It has now been a month since residents were forced to leave their homes in Motu St and Allandale Rd after a slip was discovered on an Allandale Rd property.
Earthquake Commission (EQC) specialists revisited the properties yesterday and discovered there had been more minor movements during the past three weeks.
An EQC spokesman said a total of eight claims had been lodged due to the slip, including from the six properties on which the Dunedin City Council has placed dangerous building notices.
Because of the movement, the specialists determined further monitoring of at least two weeks was required, the spokesman said. Further geotechnical work and inspection were likely after the two weeks.

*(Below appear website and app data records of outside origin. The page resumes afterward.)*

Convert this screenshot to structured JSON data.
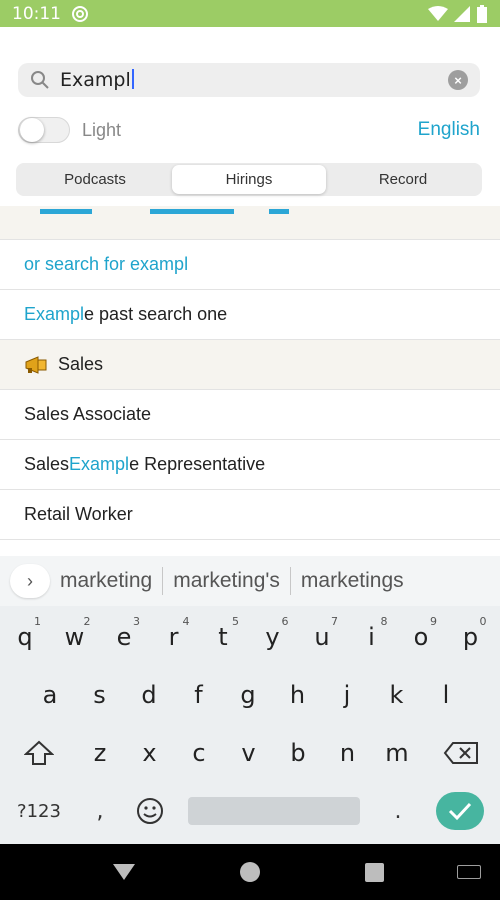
{
  "status_bar": {
    "time": "10:11"
  },
  "search": {
    "value": "Exampl"
  },
  "toggle": {
    "label": "Light",
    "on": false
  },
  "language": {
    "label": "English"
  },
  "tabs": [
    {
      "label": "Podcasts",
      "active": false
    },
    {
      "label": "Hirings",
      "active": true
    },
    {
      "label": "Record",
      "active": false
    }
  ],
  "list": {
    "search_for": "or search for exampl",
    "past_search": {
      "highlight": "Exampl",
      "rest": "e past search one"
    },
    "section": {
      "title": "Sales",
      "icon": "megaphone-icon"
    },
    "items": [
      {
        "text": "Sales Associate"
      },
      {
        "before": "Sales ",
        "highlight": "Exampl",
        "after": "e Representative"
      },
      {
        "text": "Retail Worker"
      }
    ]
  },
  "keyboard": {
    "suggestions": [
      "marketing",
      "marketing's",
      "marketings"
    ],
    "row1": [
      "q",
      "w",
      "e",
      "r",
      "t",
      "y",
      "u",
      "i",
      "o",
      "p"
    ],
    "row1_hints": [
      "1",
      "2",
      "3",
      "4",
      "5",
      "6",
      "7",
      "8",
      "9",
      "0"
    ],
    "row2": [
      "a",
      "s",
      "d",
      "f",
      "g",
      "h",
      "j",
      "k",
      "l"
    ],
    "row3": [
      "z",
      "x",
      "c",
      "v",
      "b",
      "n",
      "m"
    ],
    "symbols_key": "?123",
    "comma": ",",
    "period": "."
  },
  "colors": {
    "accent": "#1fa4cc",
    "status_bar": "#9ccc65",
    "enter_key": "#47b5a0"
  }
}
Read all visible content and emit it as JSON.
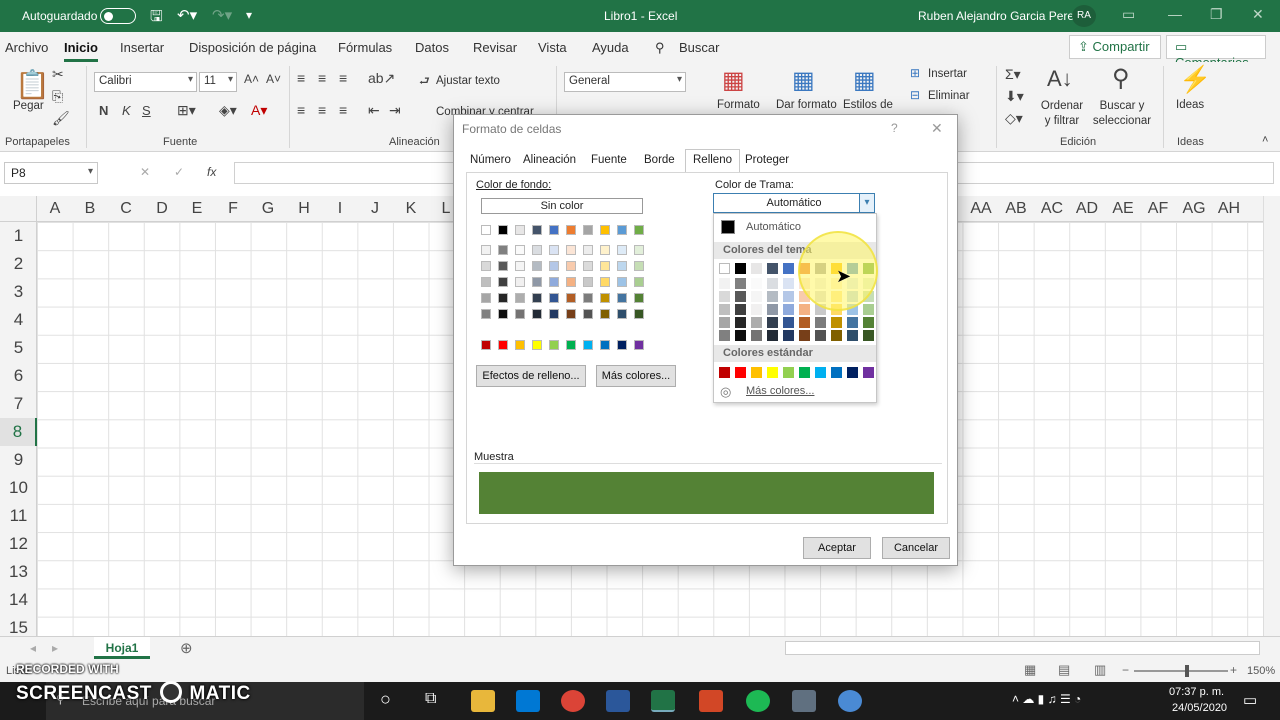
{
  "titlebar": {
    "autosave_label": "Autoguardado",
    "doc_title": "Libro1 - Excel",
    "user_name": "Ruben Alejandro Garcia Perez",
    "user_initials": "RA"
  },
  "tabs": [
    "Archivo",
    "Inicio",
    "Insertar",
    "Disposición de página",
    "Fórmulas",
    "Datos",
    "Revisar",
    "Vista",
    "Ayuda"
  ],
  "search_label": "Buscar",
  "share_label": "Compartir",
  "comments_label": "Comentarios",
  "ribbon": {
    "paste_label": "Pegar",
    "clipboard_group": "Portapapeles",
    "font_name": "Calibri",
    "font_size": "11",
    "bold": "N",
    "italic": "K",
    "underline": "S",
    "font_group": "Fuente",
    "wrap_text": "Ajustar texto",
    "merge_center": "Combinar y centrar",
    "alignment_group": "Alineación",
    "number_format": "General",
    "cond_format": "Formato",
    "format_as_table": "Dar formato",
    "cell_styles": "Estilos de",
    "insert": "Insertar",
    "delete": "Eliminar",
    "sort_filter": "Ordenar y filtrar",
    "find_select": "Buscar y seleccionar",
    "editing_group": "Edición",
    "ideas": "Ideas",
    "ideas_group": "Ideas"
  },
  "formula_bar": {
    "name_box": "P8",
    "fx": "fx"
  },
  "columns_left": [
    "A",
    "B",
    "C",
    "D",
    "E",
    "F",
    "G",
    "H",
    "I",
    "J",
    "K",
    "L"
  ],
  "columns_right": [
    "AA",
    "AB",
    "AC",
    "AD",
    "AE",
    "AF",
    "AG",
    "AH"
  ],
  "rows": [
    "1",
    "2",
    "3",
    "4",
    "5",
    "6",
    "7",
    "8",
    "9",
    "10",
    "11",
    "12",
    "13",
    "14",
    "15"
  ],
  "selected_row": "8",
  "sheet_tab": "Hoja1",
  "status": {
    "ready": "Listo",
    "zoom": "150%"
  },
  "dialog": {
    "title": "Formato de celdas",
    "tabs": [
      "Número",
      "Alineación",
      "Fuente",
      "Borde",
      "Relleno",
      "Proteger"
    ],
    "active_tab": "Relleno",
    "bg_color_label": "Color de fondo:",
    "no_color": "Sin color",
    "fill_effects": "Efectos de relleno...",
    "more_colors": "Más colores...",
    "pattern_color_label": "Color de Trama:",
    "pattern_color_value": "Automático",
    "sample_label": "Muestra",
    "sample_color": "#548235",
    "ok": "Aceptar",
    "cancel": "Cancelar"
  },
  "palette": {
    "automatic": "Automático",
    "theme_colors": "Colores del tema",
    "standard_colors": "Colores estándar",
    "more_colors": "Más colores..."
  },
  "colors": {
    "theme": [
      "#FFFFFF",
      "#000000",
      "#E7E6E6",
      "#44546A",
      "#4472C4",
      "#ED7D31",
      "#A5A5A5",
      "#FFC000",
      "#5B9BD5",
      "#70AD47"
    ],
    "standard": [
      "#C00000",
      "#FF0000",
      "#FFC000",
      "#FFFF00",
      "#92D050",
      "#00B050",
      "#00B0F0",
      "#0070C0",
      "#002060",
      "#7030A0"
    ],
    "excel_green": "#217346"
  },
  "taskbar": {
    "search_placeholder": "Escribe aquí para buscar",
    "time": "07:37 p. m.",
    "date": "24/05/2020"
  },
  "watermark": {
    "line1": "RECORDED WITH",
    "line2": "SCREENCAST",
    "line3": "MATIC"
  }
}
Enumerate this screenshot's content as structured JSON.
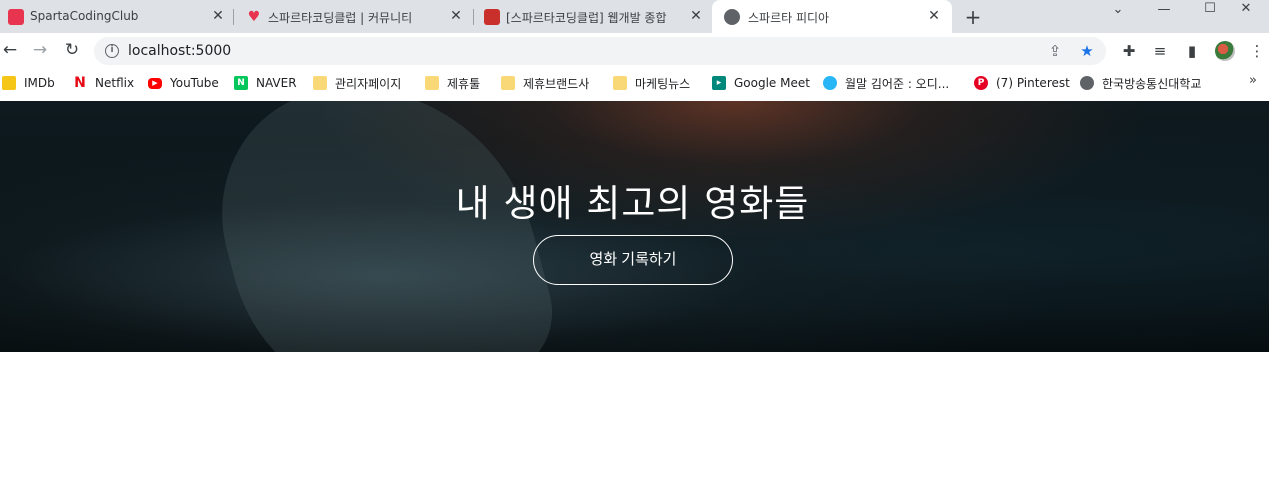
{
  "browser": {
    "tabs": [
      {
        "title": "SpartaCodingClub",
        "favicon": "sparta-icon",
        "active": false
      },
      {
        "title": "스파르타코딩클럽 | 커뮤니티",
        "favicon": "heart-icon",
        "active": false
      },
      {
        "title": "[스파르타코딩클럽] 웹개발 종합",
        "favicon": "book-icon",
        "active": false
      },
      {
        "title": "스파르타 피디아",
        "favicon": "globe-icon",
        "active": true
      }
    ],
    "new_tab": "+",
    "window_controls": {
      "dropdown": "⌄",
      "minimize": "—",
      "maximize": "☐",
      "close": "✕"
    },
    "address": {
      "url": "localhost:5000"
    },
    "bookmarks": [
      {
        "label": "IMDb",
        "icon": "imdb-icon"
      },
      {
        "label": "Netflix",
        "icon": "netflix-icon"
      },
      {
        "label": "YouTube",
        "icon": "youtube-icon"
      },
      {
        "label": "NAVER",
        "icon": "naver-icon"
      },
      {
        "label": "관리자페이지",
        "icon": "folder-icon"
      },
      {
        "label": "제휴툴",
        "icon": "folder-icon"
      },
      {
        "label": "제휴브랜드사",
        "icon": "folder-icon"
      },
      {
        "label": "마케팅뉴스",
        "icon": "folder-icon"
      },
      {
        "label": "Google Meet",
        "icon": "meet-icon"
      },
      {
        "label": "월말 김어준 : 오디...",
        "icon": "podcast-icon"
      },
      {
        "label": "(7) Pinterest",
        "icon": "pinterest-icon"
      },
      {
        "label": "한국방송통신대학교",
        "icon": "globe-icon"
      }
    ],
    "bookmarks_more": "»"
  },
  "hero": {
    "title": "내 생애 최고의 영화들",
    "button_label": "영화 기록하기"
  },
  "colors": {
    "tabstrip": "#dee1e6",
    "accent_star": "#1a73e8",
    "hero_dark": "#0a1418"
  }
}
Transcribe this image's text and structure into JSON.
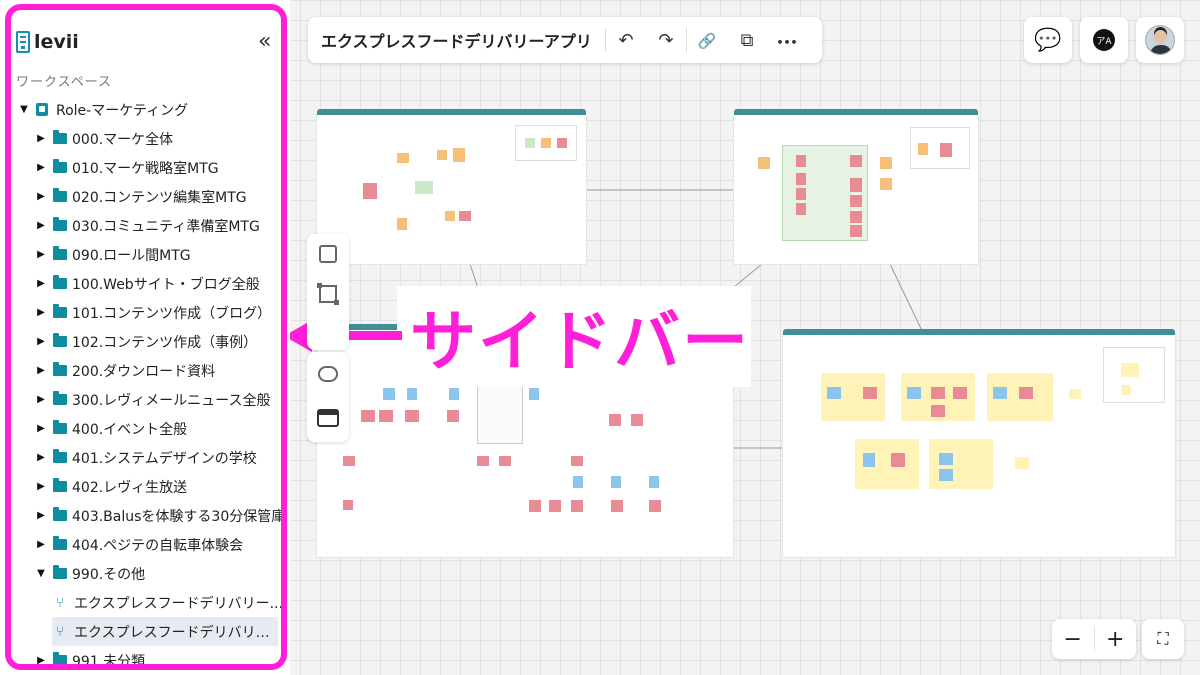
{
  "app": {
    "name": "levii",
    "collapse_icon": "«"
  },
  "sidebar": {
    "section_label": "ワークスペース",
    "root": {
      "label": "Role-マーケティング",
      "icon": "role-icon"
    },
    "folders": [
      "000.マーケ全体",
      "010.マーケ戦略室MTG",
      "020.コンテンツ編集室MTG",
      "030.コミュニティ準備室MTG",
      "090.ロール間MTG",
      "100.Webサイト・ブログ全般",
      "101.コンテンツ作成（ブログ）",
      "102.コンテンツ作成（事例）",
      "200.ダウンロード資料",
      "300.レヴィメールニュース全般",
      "400.イベント全般",
      "401.システムデザインの学校",
      "402.レヴィ生放送",
      "403.Balusを体験する30分保管庫",
      "404.ペジテの自転車体験会"
    ],
    "open_folder": "990.その他",
    "open_folder_items": [
      "エクスプレスフードデリバリー...",
      "エクスプレスフードデリバリー..."
    ],
    "last_folder": "991.未分類"
  },
  "toolbar": {
    "title": "エクスプレスフードデリバリーアプリ",
    "undo_icon": "↶",
    "redo_icon": "↷",
    "link_icon": "🔗",
    "copy_icon": "⧉",
    "more_icon": "•••"
  },
  "top_right": {
    "ai_label": "アA"
  },
  "annotation": {
    "text": "サイドバー"
  },
  "zoom": {
    "minus": "−",
    "plus": "+",
    "fit": "⛶"
  },
  "colors": {
    "highlight": "#ff1fd8",
    "accent": "#0f8da0",
    "board_header": "#3f8e9a"
  }
}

As the work might involve machinery and soil sampling, land stability needed checking.
The council and affected residents had been given new information which would be updated next week.
EQC technical claim manager Bradley Dahlenburg said the commission’s role was to assess the damage caused to the properties and settle owners’ claims.
It was up to the council to assess, based on information provided by EQC and others, the safety of the properties, Mr Dahlenburg said.
Once that process had finished and the appropriate repair strategies or settlement options had been determined, it was the responsibility of the property owner to decide how to proceed, he said.Everyone was working as quickly and efficiently as possible but the process would likely take some time.
Council building solutions manager Paul Henderson said staff would talk with those affected residents to make sure they had all the information they needed.
The dangerous building notices would remain in place until more information was available, Mr Henderson said.